I imagine the prolific tomatoes have something to do with the amount of sunlight, our willingness to tolerate unruly tomato behavior, and the fact that Tim doesn't really like tomatoes. He's not opposed to ketchup or pasta sauce or salsa, just raw tomatoes. As a result, we end up using most of our tomato bounty to make various kinds of sauces. I've probably read a bit too much about Lillian Gilbreth, but I'm very into the idea of finding more efficient ways of doing things, especially when confronted with pounds and pounds of tomatoes.
In this case, the tomatoes, garlic, basil, and most of the hot peppers are from our garden. The onions are from our favorite farmers at the East Nashville farmer's market, some of the hot peppers are from our weekly CSA basket.
All Purpose Roasted Tomato Base
Tomatoes, enough of any variety to fill a roasting pan
Onions, about 3 per roasting pan
Garlic, about 1 head per roasting pan
Pepper, freshly ground
Pre-heat oven to 400 degrees F. Slice tomatoes in half pole to pole (removing stem end and other blemishes) and place in the roasting pan, cut side up. Cut onions into quarters or halves for smaller onions and distribute throughout roasting pan. Remove skins and ends from cloves of garlic and scatter through pan. Drizzle lightly with olive oil. Add a handful (1 teaspoon or so) of sea salt and add freshly ground pepper to taste. Do not cover pan. Place in pre-heated oven and cook for 45-50 minutes. Remove from oven and blend with hand-held blender to desired degree of smoothness. Make sure to include any juices that form in the pan, this is the tastiest bit of the sauce.
If you want to make pasta sauce:
Use as is or add in thinly sliced fresh basil, fresh oregano, and/or pine nuts.
This week's tomato sauce looked like this, served over some super tasty homemade ricotta gnocchi:
If you want to make fresh salsa:
While tomato sauce is cooking, place any variety of washed hot peppers into a small dish, drizzle with olive oil, and cover the pan with foil. Place in oven with tomatoes and cook for 30-40 minutes. Pull off the stem. Remove seeds if you'd like a milder salsa (although roasting really mellows everything out). Add to tomato sauce and blend. I also like to throw in some freshly chopped onion when I'm using this salsa.
If you want to make pizza sauce:
Depending on the tomato variety used, the sauce may be thick enough to use as pizza sauce as is. If the sauce is not thick enough, place in pot and simmer until it reaches the desired thickness.

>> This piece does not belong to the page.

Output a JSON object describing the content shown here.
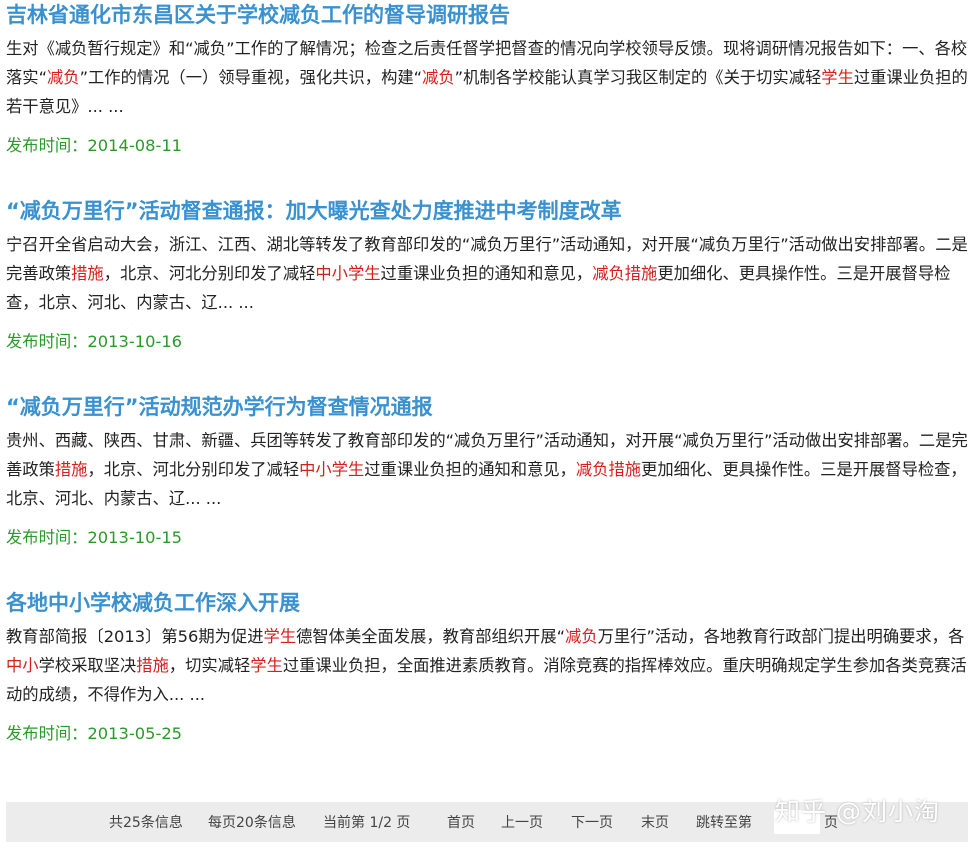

I imagine if you were into tomato soup, you could also puree the tomato base really well and end up with some tasty soup. The anti-tomato soup faction is fairly strong at my house, so I haven't tried this. I know a lot of tomato sauces call for you to remove the tomato seeds, but they don't bother me. I've also seen a lot of recipes that tell you to remove the skins from the tomatoes. I used to try to get most of the skins off, but I've found that they either blend up nicely or are easily removed using my stick blender.
All of these variations freeze really well. This year, we planted paste tomatoes, San Marzano variety, which makes a fairly tasty sauce with a perfect amount of liquid. I personally prefer using heirloom varieties of all kinds - I think they produce a more interesting sauce. The San Marzano sauce works really well though and is quite tasty. If we do end up with excess liquid, we simply reduce the sauce a bit on the stovetop and it turns out just fine. It's really important not to toss out the sauce that forms in the roasting pan, as this is the tastiest part of the sauce in my opinion.
ps I know you're all really wondering "why not plant fewer tomatoes? wouldn't that solve the problem of too many tomatoes?" and trust me, we've tried that. If we plant fewer tomato plants, we still get the same number of tomatoes. I call it The First Law of Tomatoes: Conservation of Tomato Production. Regardless of how many seedlings you plant, you always end up with the same number of tomatoes to use.